▶ **Items from a dataset**
========
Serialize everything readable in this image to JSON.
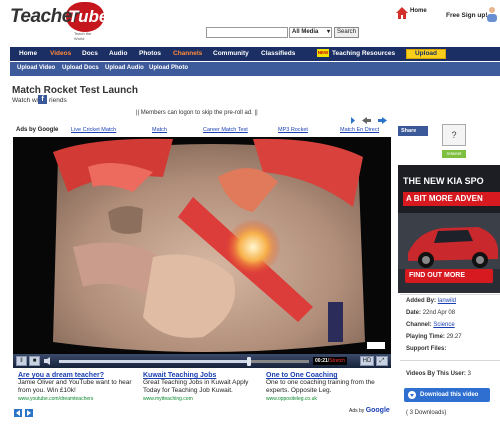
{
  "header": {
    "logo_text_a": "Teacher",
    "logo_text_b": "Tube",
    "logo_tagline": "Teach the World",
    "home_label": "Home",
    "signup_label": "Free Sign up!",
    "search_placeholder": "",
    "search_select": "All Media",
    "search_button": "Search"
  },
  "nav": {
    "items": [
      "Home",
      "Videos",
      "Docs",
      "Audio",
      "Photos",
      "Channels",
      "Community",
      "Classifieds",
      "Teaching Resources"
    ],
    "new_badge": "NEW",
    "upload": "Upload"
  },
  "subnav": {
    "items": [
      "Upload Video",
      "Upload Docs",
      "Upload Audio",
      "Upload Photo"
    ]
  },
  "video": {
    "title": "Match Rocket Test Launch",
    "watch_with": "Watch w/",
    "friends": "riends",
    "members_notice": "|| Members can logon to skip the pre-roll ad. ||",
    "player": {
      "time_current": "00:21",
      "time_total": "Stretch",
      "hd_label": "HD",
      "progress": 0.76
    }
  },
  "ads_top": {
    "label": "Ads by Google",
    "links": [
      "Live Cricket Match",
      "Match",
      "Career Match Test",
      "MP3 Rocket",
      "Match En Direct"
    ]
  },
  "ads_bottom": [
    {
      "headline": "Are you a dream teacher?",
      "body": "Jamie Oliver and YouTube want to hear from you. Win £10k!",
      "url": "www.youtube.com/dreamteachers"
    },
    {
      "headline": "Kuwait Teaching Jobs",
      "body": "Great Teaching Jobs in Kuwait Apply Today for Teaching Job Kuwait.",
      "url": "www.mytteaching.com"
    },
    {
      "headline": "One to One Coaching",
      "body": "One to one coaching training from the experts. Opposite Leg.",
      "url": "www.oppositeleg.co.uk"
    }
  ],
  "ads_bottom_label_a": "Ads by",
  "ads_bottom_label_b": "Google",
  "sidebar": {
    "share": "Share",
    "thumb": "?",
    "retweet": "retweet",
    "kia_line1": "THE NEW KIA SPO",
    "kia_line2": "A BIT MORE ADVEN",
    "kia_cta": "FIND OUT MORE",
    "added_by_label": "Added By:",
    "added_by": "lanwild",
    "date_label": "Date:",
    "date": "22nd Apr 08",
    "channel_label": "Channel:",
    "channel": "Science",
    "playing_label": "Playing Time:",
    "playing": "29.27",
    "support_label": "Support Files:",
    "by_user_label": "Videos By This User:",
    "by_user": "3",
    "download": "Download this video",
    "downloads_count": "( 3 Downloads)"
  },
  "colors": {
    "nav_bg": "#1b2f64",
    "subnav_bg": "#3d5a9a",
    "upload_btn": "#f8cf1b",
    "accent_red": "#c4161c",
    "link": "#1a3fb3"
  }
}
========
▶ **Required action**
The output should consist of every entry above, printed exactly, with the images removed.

▶ **Solution to the problem**
Serialize everything readable in this image to JSON.
{
  "header": {
    "logo_text_a": "Teacher",
    "logo_text_b": "Tube",
    "logo_tagline": "Teach the World",
    "home_label": "Home",
    "signup_label": "Free Sign up!",
    "search_placeholder": "",
    "search_select": "All Media",
    "search_button": "Search"
  },
  "nav": {
    "items": [
      "Home",
      "Videos",
      "Docs",
      "Audio",
      "Photos",
      "Channels",
      "Community",
      "Classifieds",
      "Teaching Resources"
    ],
    "new_badge": "NEW",
    "upload": "Upload"
  },
  "subnav": {
    "items": [
      "Upload Video",
      "Upload Docs",
      "Upload Audio",
      "Upload Photo"
    ]
  },
  "video": {
    "title": "Match Rocket Test Launch",
    "watch_with": "Watch w/",
    "friends": "riends",
    "members_notice": "|| Members can logon to skip the pre-roll ad. ||",
    "player": {
      "time_current": "00:21",
      "time_total": "Stretch",
      "hd_label": "HD",
      "progress": 0.76
    }
  },
  "ads_top": {
    "label": "Ads by Google",
    "links": [
      "Live Cricket Match",
      "Match",
      "Career Match Test",
      "MP3 Rocket",
      "Match En Direct"
    ]
  },
  "ads_bottom": [
    {
      "headline": "Are you a dream teacher?",
      "body": "Jamie Oliver and YouTube want to hear from you. Win £10k!",
      "url": "www.youtube.com/dreamteachers"
    },
    {
      "headline": "Kuwait Teaching Jobs",
      "body": "Great Teaching Jobs in Kuwait Apply Today for Teaching Job Kuwait.",
      "url": "www.mytteaching.com"
    },
    {
      "headline": "One to One Coaching",
      "body": "One to one coaching training from the experts. Opposite Leg.",
      "url": "www.oppositeleg.co.uk"
    }
  ],
  "ads_bottom_label_a": "Ads by",
  "ads_bottom_label_b": "Google",
  "sidebar": {
    "share": "Share",
    "thumb": "?",
    "retweet": "retweet",
    "kia_line1": "THE NEW KIA SPO",
    "kia_line2": "A BIT MORE ADVEN",
    "kia_cta": "FIND OUT MORE",
    "added_by_label": "Added By:",
    "added_by": "lanwild",
    "date_label": "Date:",
    "date": "22nd Apr 08",
    "channel_label": "Channel:",
    "channel": "Science",
    "playing_label": "Playing Time:",
    "playing": "29.27",
    "support_label": "Support Files:",
    "by_user_label": "Videos By This User:",
    "by_user": "3",
    "download": "Download this video",
    "downloads_count": "( 3 Downloads)"
  },
  "colors": {
    "nav_bg": "#1b2f64",
    "subnav_bg": "#3d5a9a",
    "upload_btn": "#f8cf1b",
    "accent_red": "#c4161c",
    "link": "#1a3fb3"
  }
}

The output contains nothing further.